Wednesday, March 4, 2009

Krugman versus Mankiw (Vegas "Whales Table" Edition)

Harvard economist Greg Mankiw has challenged the Obama Administration's forecast that real GDP in 2013 will be 15.6 percent above real GDP in 2008.

NYT columnist, and winner of the Nobel Prize in economics, Paul Krugman, in a recent blog post, challenges Mankiw's use of unit root in his argument and further challenges Mankiw's overall attack on the Administration's forecast. The post is titled, Roots of evil (Wonkish).

Mankiw has obviously taken offense to Krugman's use of the headline Roots of evil,and writes:

Paul Krugman suggests that my skepticism about the administration's growth forecast over the next few years is somehow "evil."
Then Mankiw, who probably makes enough in royalties as best selling text book author to handle the next AIG bailout round all by himself, pulls out his wallet, and puts this challenge to Krugman:

Well, Paul, if you are so confident in this forecast, would you like to place a wager on it and take advantage of my wickedness?

Team Obama says that real GDP in 2013 will be 15.6 percent above real GDP in 2008. (That number comes from compounding their predicted growth rates for these five years.) So, Paul, are you willing to wager that the economy will meet or exceed this benchmark? I am not much of a gambler, but that is a bet I would be happy to take the other side of (even as I hope to lose, for the sake of the economy).
I hasten to add that the title of Mankiw's post is, Wanna bet some of that Nobel money?

Actually, this is just a slightly different version of the Murphy-Wenzel wager--We haven't won our Nobel Prizes, yet (The Committee is obviously taking care of the old guys first)--so we are keeping the wager a bit more manageable until we get the calls.

But, since Krugman has gotten the call, my advice to him is go "all in" versus Mankiw. He should lay down the roughly $1,098,000 of  Nobel award money, and bet. Obviously, he doesn't believe in Austrian Business Cycle Theory (ABCT), but I find myself on the same side of the debate as Krugman versus Murphy and Mankiw. ABCT will put him over the top, given the astounding money printing that Fed chairman Bernanke is orchestrating, IF it continues. We have nothing to fear, Paul, as long as Bernanke keeps up the printing. I say, "let it ride."

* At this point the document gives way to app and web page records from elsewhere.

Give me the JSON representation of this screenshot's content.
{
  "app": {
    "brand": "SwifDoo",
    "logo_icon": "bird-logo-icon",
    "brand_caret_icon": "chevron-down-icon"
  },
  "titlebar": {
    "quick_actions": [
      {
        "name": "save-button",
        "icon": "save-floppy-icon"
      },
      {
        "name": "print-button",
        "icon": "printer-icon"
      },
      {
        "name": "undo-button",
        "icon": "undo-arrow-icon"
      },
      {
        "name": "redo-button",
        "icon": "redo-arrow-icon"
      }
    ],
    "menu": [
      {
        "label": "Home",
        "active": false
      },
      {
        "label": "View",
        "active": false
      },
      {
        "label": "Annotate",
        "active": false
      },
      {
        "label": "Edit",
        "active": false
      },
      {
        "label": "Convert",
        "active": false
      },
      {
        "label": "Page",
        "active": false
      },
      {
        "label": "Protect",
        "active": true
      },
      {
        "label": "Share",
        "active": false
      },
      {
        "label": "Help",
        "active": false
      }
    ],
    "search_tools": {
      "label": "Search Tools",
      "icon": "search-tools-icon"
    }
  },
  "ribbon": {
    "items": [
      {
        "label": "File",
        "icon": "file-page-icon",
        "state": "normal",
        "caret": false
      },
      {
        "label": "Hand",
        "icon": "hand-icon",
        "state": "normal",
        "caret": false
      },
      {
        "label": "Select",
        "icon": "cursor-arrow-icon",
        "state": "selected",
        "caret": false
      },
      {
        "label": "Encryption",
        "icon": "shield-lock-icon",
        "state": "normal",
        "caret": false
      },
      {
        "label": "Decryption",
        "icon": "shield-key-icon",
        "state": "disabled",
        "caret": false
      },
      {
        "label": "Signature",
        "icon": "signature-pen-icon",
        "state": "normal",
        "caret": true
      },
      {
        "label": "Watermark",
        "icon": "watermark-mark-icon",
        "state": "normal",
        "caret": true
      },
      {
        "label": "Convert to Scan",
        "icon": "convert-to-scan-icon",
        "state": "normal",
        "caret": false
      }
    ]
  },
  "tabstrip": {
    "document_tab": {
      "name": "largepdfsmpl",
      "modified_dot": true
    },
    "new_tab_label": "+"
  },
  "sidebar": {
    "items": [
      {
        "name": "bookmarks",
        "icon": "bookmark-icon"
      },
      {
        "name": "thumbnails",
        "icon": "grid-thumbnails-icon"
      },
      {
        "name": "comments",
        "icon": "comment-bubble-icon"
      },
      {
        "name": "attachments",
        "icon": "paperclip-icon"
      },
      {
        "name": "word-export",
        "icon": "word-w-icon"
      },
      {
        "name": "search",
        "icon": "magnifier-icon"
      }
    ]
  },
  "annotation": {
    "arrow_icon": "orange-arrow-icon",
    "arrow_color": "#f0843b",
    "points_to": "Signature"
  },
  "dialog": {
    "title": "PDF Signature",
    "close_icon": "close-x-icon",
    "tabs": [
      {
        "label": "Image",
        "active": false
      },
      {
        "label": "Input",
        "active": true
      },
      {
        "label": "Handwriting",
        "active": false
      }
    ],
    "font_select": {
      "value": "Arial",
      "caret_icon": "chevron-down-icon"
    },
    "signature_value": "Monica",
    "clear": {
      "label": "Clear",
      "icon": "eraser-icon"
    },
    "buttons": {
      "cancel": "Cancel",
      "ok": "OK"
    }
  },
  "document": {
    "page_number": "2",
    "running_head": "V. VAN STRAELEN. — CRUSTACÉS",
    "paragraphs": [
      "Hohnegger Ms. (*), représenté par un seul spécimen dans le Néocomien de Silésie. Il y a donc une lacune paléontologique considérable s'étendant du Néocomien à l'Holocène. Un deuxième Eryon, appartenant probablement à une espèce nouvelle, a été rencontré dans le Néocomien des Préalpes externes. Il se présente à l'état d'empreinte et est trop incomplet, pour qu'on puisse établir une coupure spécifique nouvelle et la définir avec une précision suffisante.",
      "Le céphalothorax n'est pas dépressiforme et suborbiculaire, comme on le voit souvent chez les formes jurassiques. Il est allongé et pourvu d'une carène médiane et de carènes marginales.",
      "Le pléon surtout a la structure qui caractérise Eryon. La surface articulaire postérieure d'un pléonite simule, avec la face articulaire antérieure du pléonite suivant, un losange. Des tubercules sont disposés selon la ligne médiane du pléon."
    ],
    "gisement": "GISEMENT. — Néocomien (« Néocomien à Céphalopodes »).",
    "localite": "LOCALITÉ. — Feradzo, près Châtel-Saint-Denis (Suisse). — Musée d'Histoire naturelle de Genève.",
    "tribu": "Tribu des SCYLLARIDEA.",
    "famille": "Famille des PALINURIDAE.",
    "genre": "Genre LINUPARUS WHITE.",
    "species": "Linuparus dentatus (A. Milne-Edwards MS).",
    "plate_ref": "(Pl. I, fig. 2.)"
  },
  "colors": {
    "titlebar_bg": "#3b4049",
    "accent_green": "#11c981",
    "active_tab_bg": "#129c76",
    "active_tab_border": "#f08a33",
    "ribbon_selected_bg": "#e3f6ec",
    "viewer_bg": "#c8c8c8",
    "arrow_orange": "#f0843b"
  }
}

  1. Let me get this straight: Massive Fed printing in 2008-2009 will yield higher REAL (that means "inflation-adjusted," and not the Wenzel's-idiosyncratic-definition-of-"real") GDP in five freaking years!?!?!

    I am really wondering what you think the downside to money printing is. You think it will reduce unemployment in the short run, you think it will boost the output of goods and services over the next five years... Does the hassle of changing price tags really trump all those advantages that you concede it has?

    If you want to make an additional bet I would be more than happy to. I am far far more confident that Team Obama's forecast for CPI-adjusted GDP growth over the next five years is way too high, than I am about the 2009 forecast I made with you.

  2. LOL.

    I'm pulling Krugman's leg a little bit here, and egging him on. Giving him some grief that ABCT is in his corner.

    In actuality,I have no idea what's going to happen five years out. It will depend on what Bernanke does over the next five years!

    At five years out, we could very well have such strong price inflation that there will be riots in the streets, where there won't even be anyone around to go out and collect price and GDP data.

    That said, you have to know that the gvt will monkey with the deflator so that real GDP will be way overstated. Thus, I don't think that Krugman's bet would be a necessary loser--even if the economy is a wreck.

    Further, don't forget, I continue to state that any "recovery" is going to be a distorted recovery because of the Fed printing.

    The GDP numbers will be phony and the employment gains will come from non-productive gvt work.

    No way to really know now, but I don't think you can rule Krugman a loser right now. The GDP gains will be phony, but they could show phony growth.

    But, officially, given the way the Fed has been changing direction, I will only stick my neck out for no more than 12 month forecasts.